Students were given the following task:

The parent/teacher association is organizing the annual fundraising carnival. The eighth grade class will be allocated one booth in which to conduct a fundraising activity. About 500 people usually attend this event.

Your task is to design an activity that uses multiple probability events and that would attract lots of players. In your plan, please explain why you think your activity would be fun to play, how much you would charge to play, how much you would pay a winning contestant, and how much profit you would expect to make from your activity. A team of students and parents will select the proposal they think would be the most successful.

 The task called for students to design an “unfair” game in which the organizers could be expected to make money. The game requires multiple probability events, which could be either independent or dependent events. The task includes a subjective criterion in requiring students to predict how many times the anticipated 500 attendees will play the game. Upon that assumption, students then needed to determine the expected pay-off of the proposed game of chance. The task is clear in stating the information required if the student understands “multiple probability events,” yet it also leaves much freedom for the student to develop the problem, both in concocting the game and in predicting how many players the game will draw.

A good extension for this task would be to make conjectures about the numbers of game players when adjusting the values of either the prize money or the chances of winning. In this case, an optimization problem, based on the hypothesized numbers of players, manifests itself. The students’ carnival choice could then be the one that would seem to yield maximum profit.

 Circumstances of performance This sample of student work was produced under the following conditions: - alone in a group - in class as homework with teacher feedback with peer feedback - timed opportunity for revision

This is an unrevised draft of a timed assignment completed in 40 minutes.

 This work sample illustrates a standard-setting performance for the following parts of the standards: h Statistics and Probability Concepts: Represent and determine probability, recognize equally likely outcomes, and construct sample spaces. i Statistics and Probability Concepts: Make predictions based on experimental or theoretical probabilities. j Statistics and Probability Concepts: Predict the result of a series of trials once the probability for one trial is known. a Problem Solving and Mathematical Reasoning: Formulation. b Mathematical Communication: Organize work, explain a solution orally and in writing, and use other techniques to make meaning clear to the audience. d Mathematical Communication: Exhibit developing reasoning abilities by justifying statements and defending work.

What the work shows
The work provides strong evidence for parts of . It provides evidence for determining probabilities of events, for example, the probabilities of coin tossing and dice throwing and of the multiple event created by combining the independent events into one game.
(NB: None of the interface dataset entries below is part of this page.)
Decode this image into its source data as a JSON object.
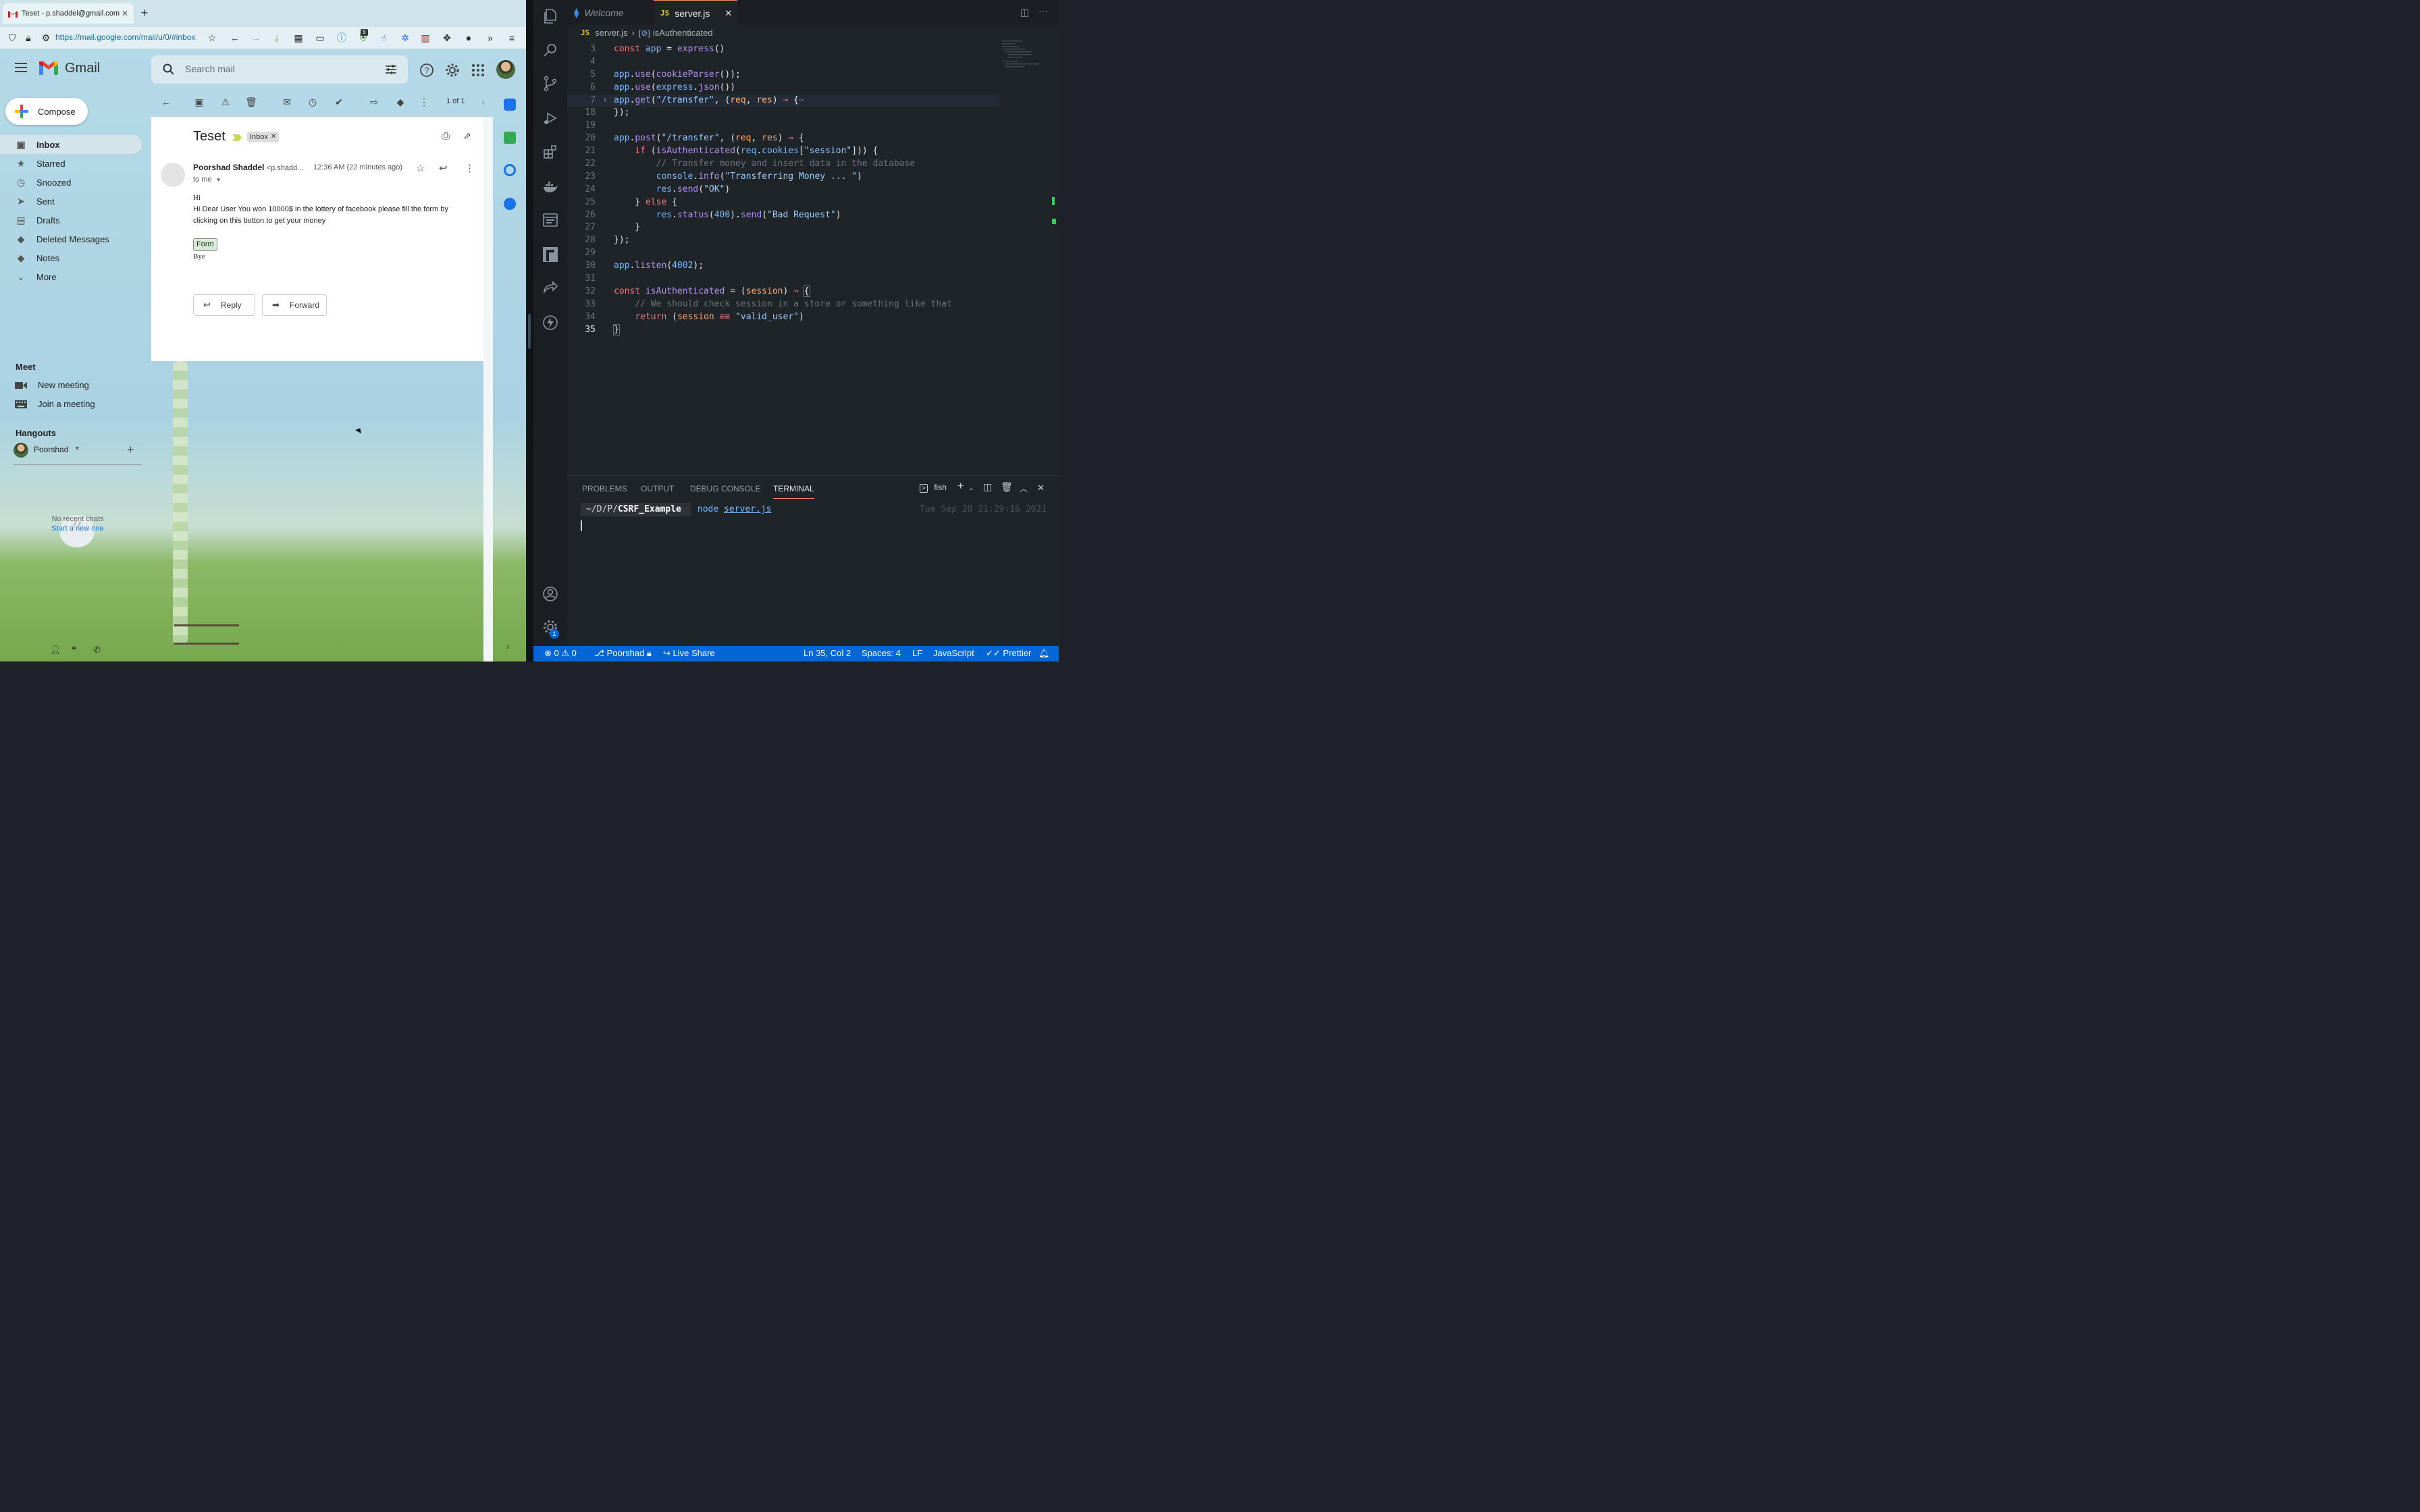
{
  "browser": {
    "tab_title": "Teset - p.shaddel@gmail.com -",
    "url": "https://mail.google.com/mail/u/0/#inbox",
    "extension_badge": "9"
  },
  "gmail": {
    "logo_text": "Gmail",
    "search_placeholder": "Search mail",
    "compose_label": "Compose",
    "nav": [
      {
        "label": "Inbox",
        "icon": "inbox-icon"
      },
      {
        "label": "Starred",
        "icon": "star-icon"
      },
      {
        "label": "Snoozed",
        "icon": "clock-icon"
      },
      {
        "label": "Sent",
        "icon": "send-icon"
      },
      {
        "label": "Drafts",
        "icon": "draft-icon"
      },
      {
        "label": "Deleted Messages",
        "icon": "label-icon"
      },
      {
        "label": "Notes",
        "icon": "label-icon"
      },
      {
        "label": "More",
        "icon": "chevron-down-icon"
      }
    ],
    "meet": {
      "title": "Meet",
      "new_meeting": "New meeting",
      "join_meeting": "Join a meeting"
    },
    "hangouts": {
      "title": "Hangouts",
      "user": "Poorshad",
      "no_recent": "No recent chats",
      "start_new": "Start a new one"
    },
    "pager": "1 of 1",
    "message": {
      "subject": "Teset",
      "label": "Inbox",
      "sender_name": "Poorshad Shaddel",
      "sender_addr": "<p.shadd...",
      "time": "12:36 AM (22 minutes ago)",
      "to": "to me",
      "greeting": "Hi",
      "body": "Hi Dear User You won 10000$ in the lottery of facebook please fill the form by clicking on this button to get your money",
      "form_button": "Form",
      "signoff": "Bye",
      "reply": "Reply",
      "forward": "Forward"
    }
  },
  "vscode": {
    "tabs": [
      {
        "label": "Welcome"
      },
      {
        "label": "server.js"
      }
    ],
    "breadcrumb": {
      "file": "server.js",
      "symbol": "isAuthenticated"
    },
    "line_numbers": [
      "3",
      "4",
      "5",
      "6",
      "7",
      "18",
      "19",
      "20",
      "21",
      "22",
      "23",
      "24",
      "25",
      "26",
      "27",
      "28",
      "29",
      "30",
      "31",
      "32",
      "33",
      "34",
      "35"
    ],
    "panel_tabs": [
      "PROBLEMS",
      "OUTPUT",
      "DEBUG CONSOLE",
      "TERMINAL"
    ],
    "shell": "fish",
    "terminal": {
      "path_prefix": "~/D/P/",
      "path_dir": "CSRF_Example",
      "cmd": "node",
      "arg": "server.js",
      "timestamp": "Tue Sep 28 21:29:16 2021"
    },
    "status": {
      "errors": "0",
      "warnings": "0",
      "user": "Poorshad",
      "live_share": "Live Share",
      "position": "Ln 35, Col 2",
      "spaces": "Spaces: 4",
      "eol": "LF",
      "language": "JavaScript",
      "formatter": "Prettier"
    },
    "settings_badge": "1"
  }
}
The work shows the student computing the profit he can expect at the booth, based on his assumptions about how many people will play. The student works within the constraints of the task to formulate his game of chance and predict the profits to be made. Thus, his work provides evidence for part of . The solution is well-explained, providing evidence for .
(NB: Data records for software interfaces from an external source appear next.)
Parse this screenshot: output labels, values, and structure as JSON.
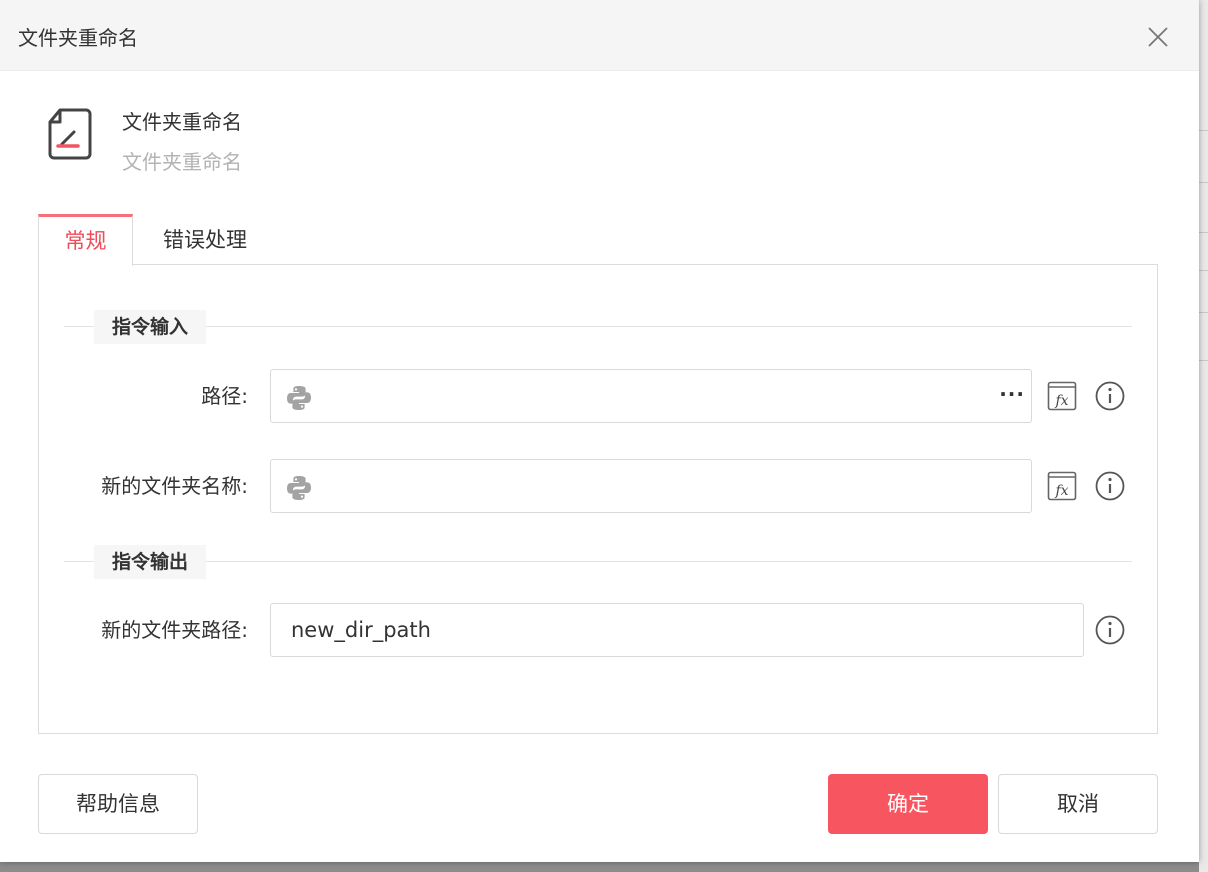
{
  "dialog": {
    "title": "文件夹重命名",
    "close_icon": "close-icon"
  },
  "header": {
    "icon": "document-edit-icon",
    "title": "文件夹重命名",
    "subtitle": "文件夹重命名"
  },
  "tabs": [
    {
      "label": "常规",
      "active": true
    },
    {
      "label": "错误处理",
      "active": false
    }
  ],
  "sections": {
    "input": {
      "title": "指令输入"
    },
    "output": {
      "title": "指令输出"
    }
  },
  "fields": {
    "path": {
      "label": "路径:",
      "value": "",
      "has_ellipsis": true
    },
    "new_name": {
      "label": "新的文件夹名称:",
      "value": ""
    },
    "new_path": {
      "label": "新的文件夹路径:",
      "value": "new_dir_path"
    }
  },
  "ellipsis_label": "···",
  "buttons": {
    "help": "帮助信息",
    "ok": "确定",
    "cancel": "取消"
  },
  "colors": {
    "accent": "#f75560",
    "tab_active_text": "#ee4c58"
  }
}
h Statistics and Probability Concepts: The student represents and determines probability as a fraction of a set of equally likely outcomes; recognizes equally likely outcomes and constructs sample spaces….
The student was careful to clarify and justify the claim that P[rolling 11 or 12] = , by alluding to the sample space of 36 equally likely outcomes when tossing two dice.
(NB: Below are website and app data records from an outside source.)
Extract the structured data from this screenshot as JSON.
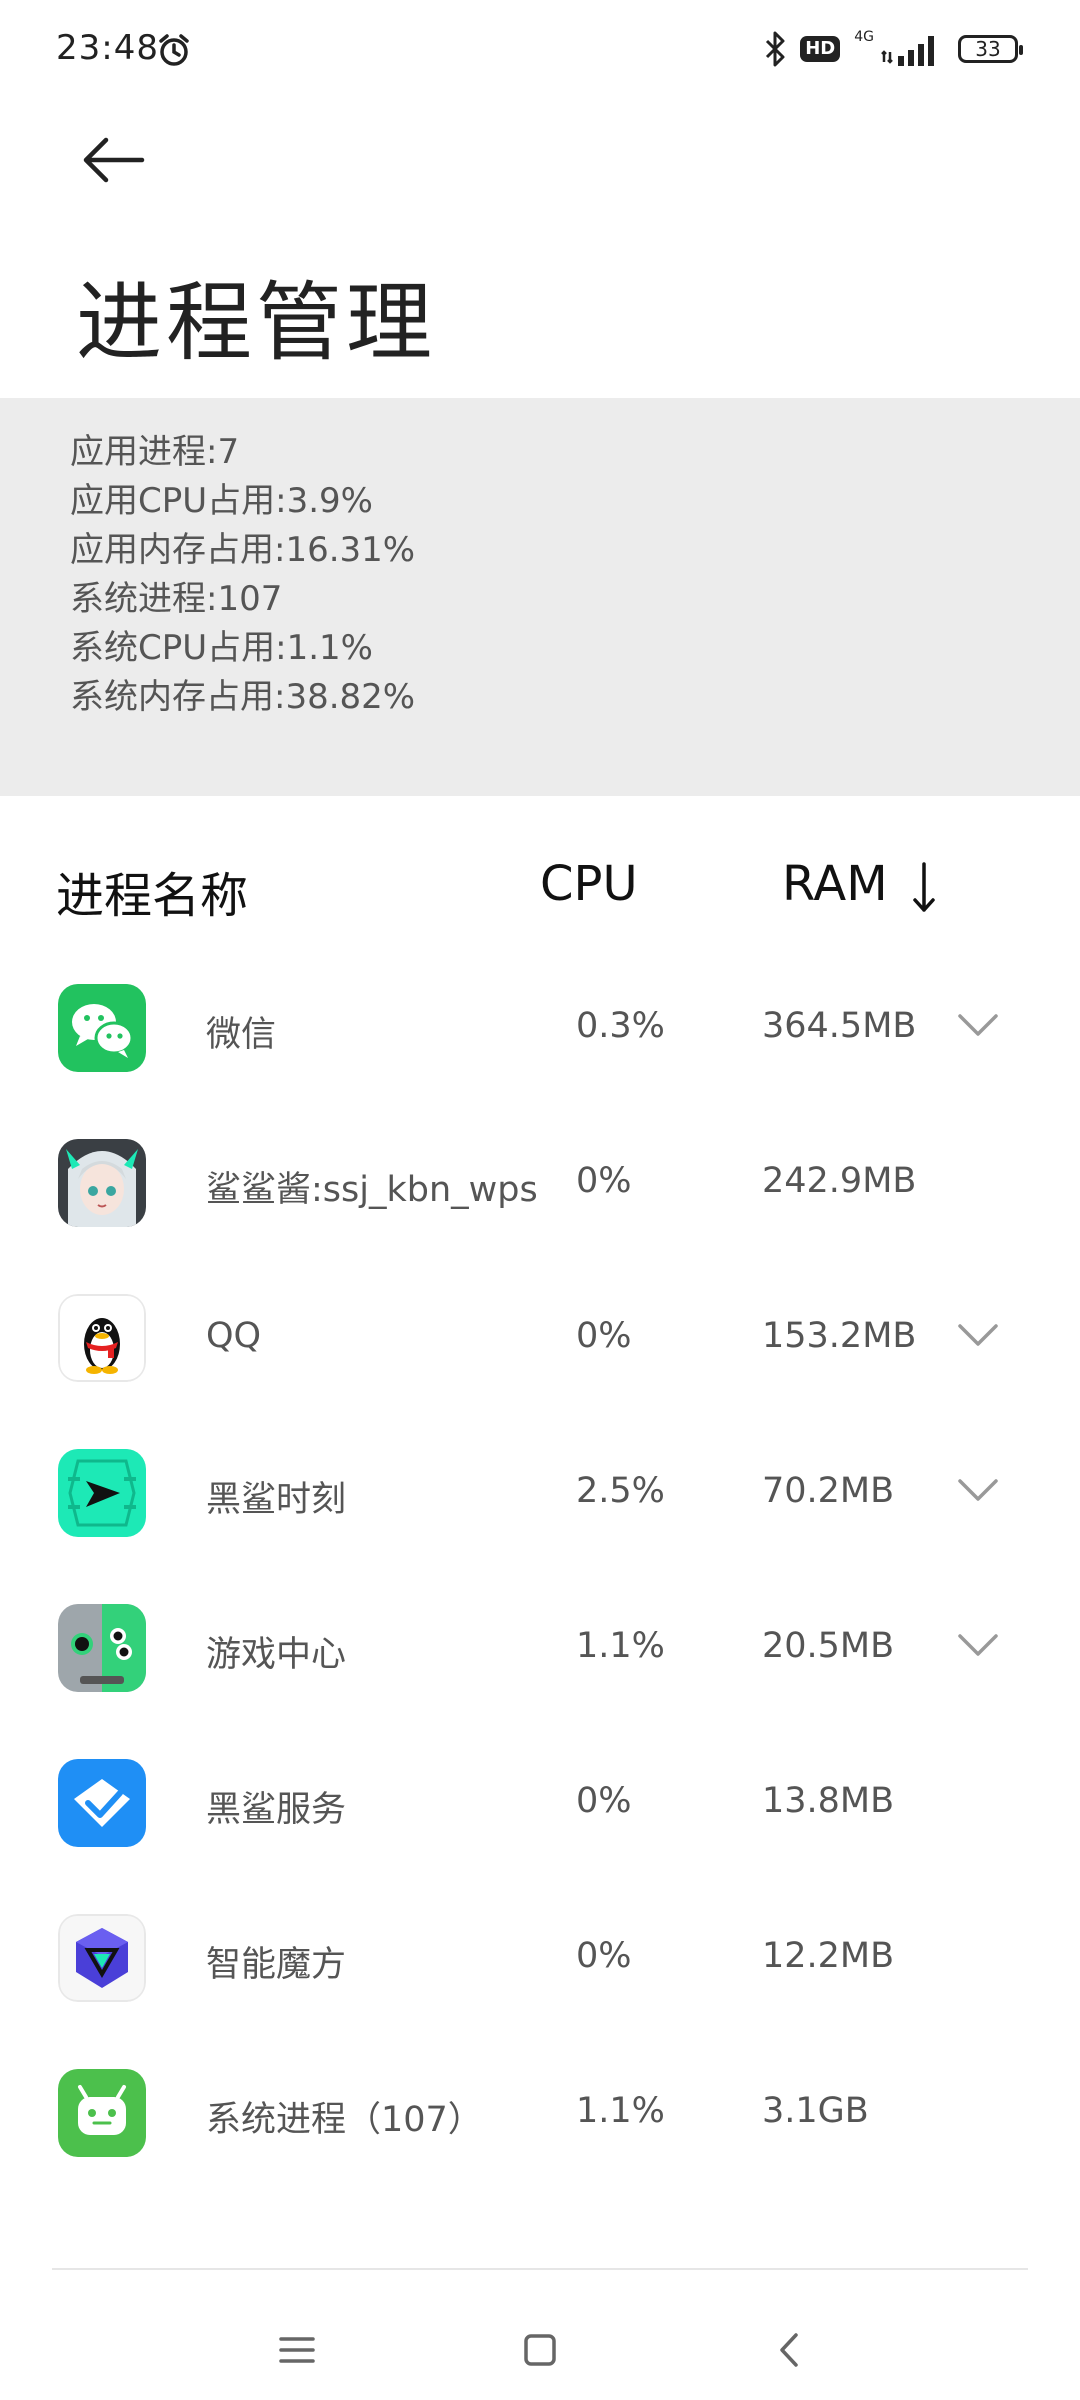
{
  "status_bar": {
    "time": "23:48",
    "network": "4G",
    "hd_badge": "HD",
    "battery": "33"
  },
  "header": {
    "title": "进程管理"
  },
  "summary": {
    "lines": [
      "应用进程:7",
      "应用CPU占用:3.9%",
      "应用内存占用:16.31%",
      "系统进程:107",
      "系统CPU占用:1.1%",
      "系统内存占用:38.82%"
    ]
  },
  "table": {
    "col_name": "进程名称",
    "col_cpu": "CPU",
    "col_ram": "RAM",
    "sort": "ram-descending",
    "rows": [
      {
        "name": "微信",
        "cpu": "0.3%",
        "ram": "364.5MB",
        "icon": "wechat-icon",
        "expandable": true
      },
      {
        "name": "鲨鲨酱:ssj_kbn_wps",
        "cpu": "0%",
        "ram": "242.9MB",
        "icon": "anime-avatar-icon",
        "expandable": false
      },
      {
        "name": "QQ",
        "cpu": "0%",
        "ram": "153.2MB",
        "icon": "qq-penguin-icon",
        "expandable": true
      },
      {
        "name": "黑鲨时刻",
        "cpu": "2.5%",
        "ram": "70.2MB",
        "icon": "blackshark-moment-icon",
        "expandable": true
      },
      {
        "name": "游戏中心",
        "cpu": "1.1%",
        "ram": "20.5MB",
        "icon": "game-center-icon",
        "expandable": true
      },
      {
        "name": "黑鲨服务",
        "cpu": "0%",
        "ram": "13.8MB",
        "icon": "blackshark-service-icon",
        "expandable": false
      },
      {
        "name": "智能魔方",
        "cpu": "0%",
        "ram": "12.2MB",
        "icon": "smart-cube-icon",
        "expandable": false
      },
      {
        "name": "系统进程（107）",
        "cpu": "1.1%",
        "ram": "3.1GB",
        "icon": "android-system-icon",
        "expandable": false
      }
    ]
  },
  "colors": {
    "summary_bg": "#ececec",
    "wechat_green": "#22c25f",
    "shark_teal": "#1de9b6",
    "service_blue": "#1f8ff5",
    "android_green": "#4cc04c"
  }
}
i Statistics and Probability Concepts: The student makes predictions based on experimental or theoretical probabilities.
j Statistics and Probability Concepts: The student predicts the result of a series of trials once the probability for one trial is known.
The student displayed understanding of expected value, realizing that his probability implied that he could expect one winner per 24 games played.

 a Problem Solving and Mathematical Reasoning: Formulation. The student formulates and solves a variety of meaningful problems…. In the first two paragraphs, the student formulated the problem needing analysis by deciding on a game, a fee, and a prize, and by making a guess as to the number of people who will play. One could challenge the assumption of 400 game players. Would that many people really pay \$1 for a chance to win \$10 when the odds are so slim (1 in 24)? The student noted correctly that his expected profit is \$14 for each group of 24 players. Since a total of 400 players contains between 16 and 17 groups of 24, his expected profit should be between 16 x \$14 = \$224 and 17 x \$14 = \$238, so the range \$224 to \$238 should replace the student’s response of \$384 to \$408 (which are 16 x \$24 and 17 x \$24). This error does not detract from the evidence of understanding in the rest of the work.

b Mathematical Communication: The student organizes work, explains facets of a solution orally and in writing, labels drawings, and uses other techniques to make meaning clear to the audience.
d Mathematical Communication: The student exhibits developing reasoning abilities by justifying statements and defending work.
The student was careful to clarify and justify the claim that P[rolling 11 or 12] = , by alluding to the sample space of 36 equally likely outcomes when tossing two dice.